I had a "chatty Wendy" in the early years of school and I worked with her to find ways to avoid talking when the teacher is talking or when she was supposed to be learning and not talking: we worked on these possible ideas that she helped me brainstorm:
- doodling when she wanted to talk
- writing out a list of things to talk over with me when she got home
- writing down her questions to ask the teacher or her comments to share with the
teacher following a time of learning
Then about the privilege removal (punishment coming from revenge - hurt feelings on
the teacher's part) which is obviously WRONG, and yet 2 wrongs don't make a right -
and your honest desire to keep the relationship open is admirable, since I'm sure your love for your son and his feelings takes the uppermost place in your heart!........ I suggest going to see the teacher about the talking and letting her know you don't want the kids to be disrespectful by talking out of turn, and ask for her suggestions on how you can help your son. I would also ask her to explain her classroom rules so that you can go over them with your son and be sure he understands what TO do and what NOT to do and how he can take care of his need to talk without disrespecting the teacher and the other kids in the classroom.
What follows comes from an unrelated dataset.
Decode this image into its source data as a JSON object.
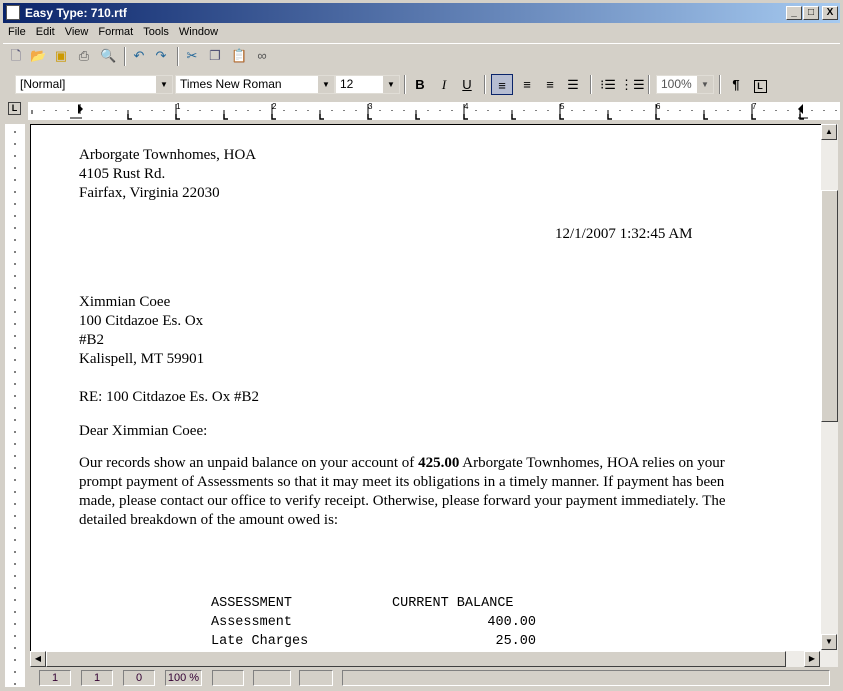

Then I would use an I message that says, "I've come to talk with you so that we can all get along this year. Check out the reality by stating what your son has said happened the day of the talking and removal. Ask her to state what happened. Then you tell what your son said happened. Then carefully and without anger say something like, "When my son talks out of turn, I feel badly for everyone - for him for what he misses, for you because you are trying to teach, and for the other students who are trying to pay attention. I will work with my son about that. Hearing that you removed their privilege to have birthday treats later in the day doesn't seem related to the talking - in fact, he and I feel sad and angry that he missed this privilege of celebrating with his classmate because of his choosing to talk out of turn. Please explain to me how taking away this treat-time would teach my son not to talk in class." Then listen, and then go to the idea of solutions rather than consequences - bring her a copy of Positive Discipline in the classroom and even volunteer to go in and help run a class meeting on setting classroom guidelines based on MUTUAL respect and RESPONSIBILITY. (And schedule a training in your area!!! Make an appointment to see the principle and offer to be the contact locally to bring Jane Nelsen or one of the Certified Positive Discipline Associates to do a system-wide training in Positive Discipline!) If your son can be with you to work out the idea of what he will do differently instead of talking during class, that would be great - but you may want to go alone first to share your disappointment with how she handled the four talkers. You may want to schedule two short meetings with her - one for the 2 of you - and then a separate one for the 3 of you.
I am sure that if you remain non-defensive and not angry, you could be a tremendous encourager to this teacher who is either newish and not secure in her teaching or oldish and tired.
YOU CAN DO IT! AND YOU CAN DO IT RESPECTFULLY!!
Mary Hughes, Certified Positive Discipline Associate